Systems of party discipline differ from jurisdiction to jurisdiction, from party to party, and even from legislative body to legislative body. I seem to remember that at one point while I was in college the Massachusetts state assembly Democratic caucus had very ironclad discipline while the Senate caucus was laxer. Discipline in the United States is generally much laxer than discipline in Canada. At the federal level, discipline is tighter in the House than in the Senate, and the GOP versions of both houses are tighter than the Democratic versions. These things, in part, reflect differences in the constitutional/legal order. But in part they also reflect choices and path dependency. The extremely lax discipline among Senate Democrats is generally quite favorable to the interests of individual incumbent Democratic Senators even if it makes it difficult to advance a legislative agenda.
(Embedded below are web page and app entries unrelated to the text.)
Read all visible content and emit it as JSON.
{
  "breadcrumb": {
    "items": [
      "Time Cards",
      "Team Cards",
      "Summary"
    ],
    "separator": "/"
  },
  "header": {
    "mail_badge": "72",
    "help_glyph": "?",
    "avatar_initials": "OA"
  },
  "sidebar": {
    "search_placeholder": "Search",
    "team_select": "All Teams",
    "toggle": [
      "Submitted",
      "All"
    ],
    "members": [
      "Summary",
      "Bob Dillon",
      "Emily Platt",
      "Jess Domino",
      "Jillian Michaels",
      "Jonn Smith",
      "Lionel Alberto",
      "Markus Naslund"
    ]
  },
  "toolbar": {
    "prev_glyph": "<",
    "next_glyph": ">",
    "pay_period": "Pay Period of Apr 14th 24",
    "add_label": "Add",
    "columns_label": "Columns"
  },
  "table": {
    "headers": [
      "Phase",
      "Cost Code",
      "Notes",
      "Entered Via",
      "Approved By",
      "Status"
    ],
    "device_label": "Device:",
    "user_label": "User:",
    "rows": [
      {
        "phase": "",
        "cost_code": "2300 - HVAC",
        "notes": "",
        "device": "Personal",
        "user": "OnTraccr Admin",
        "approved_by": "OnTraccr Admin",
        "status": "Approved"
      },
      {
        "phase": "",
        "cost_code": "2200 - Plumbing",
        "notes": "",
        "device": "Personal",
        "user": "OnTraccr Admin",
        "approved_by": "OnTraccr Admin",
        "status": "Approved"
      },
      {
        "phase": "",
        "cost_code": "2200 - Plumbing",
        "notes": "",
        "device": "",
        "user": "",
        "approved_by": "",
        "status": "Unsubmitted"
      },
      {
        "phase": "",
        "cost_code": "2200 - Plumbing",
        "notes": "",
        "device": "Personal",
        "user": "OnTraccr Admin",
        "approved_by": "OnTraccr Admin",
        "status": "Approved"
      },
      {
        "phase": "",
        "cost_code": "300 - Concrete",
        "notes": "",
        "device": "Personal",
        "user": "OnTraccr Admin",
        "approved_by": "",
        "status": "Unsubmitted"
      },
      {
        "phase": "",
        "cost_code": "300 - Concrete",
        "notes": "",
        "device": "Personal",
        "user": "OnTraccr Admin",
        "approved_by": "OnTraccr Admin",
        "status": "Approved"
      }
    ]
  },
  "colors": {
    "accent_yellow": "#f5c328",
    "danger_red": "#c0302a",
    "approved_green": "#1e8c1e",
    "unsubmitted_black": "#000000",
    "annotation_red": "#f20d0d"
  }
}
So when it comes to getting recalcitrant Senators to fall into line, what’s needed are not only the potential tools of discipline, but the will to use them.
But Lieberman’s fellow Connecticut senator, Democrat Chris Dodd, who faces a tough reelection fight in 2010, dismissed the idea that Lieberman would incur any retribution.
“No, no, no. People are going to be all over the place,” he said when asked if Lieberman should be punished. “The idea that people are going to be reprimanded because somehow they have a different point of view than someone else is ridiculous. That isn’t going to happen.”
Of course there’s nothing “ridiculous” about it. It’s quite standard in legislative bodies for members who defy the party position to face various kinds of reprimands. A political party, after all, isn’t supposed to be a mutual aid society for incumbent legislators. At their best, parties are vehicles for advancing a somewhat coherent vision of national policy. It is true, however, that it would be an unusual step for the Senate Democratic caucus to engage in discipline-enforcing behavior. That, however, is because Senate Democrats are outliers in their behavior, not because the idea of enforcing discipline is somehow nutty.
Now it should be said that in the particular case of Dodd it’s probably not in his interests to pick a fight with a home state colleague in the midst of a re-election campaign. Consequently, he probably shouldn’t be the go-to guy to ask about this issue.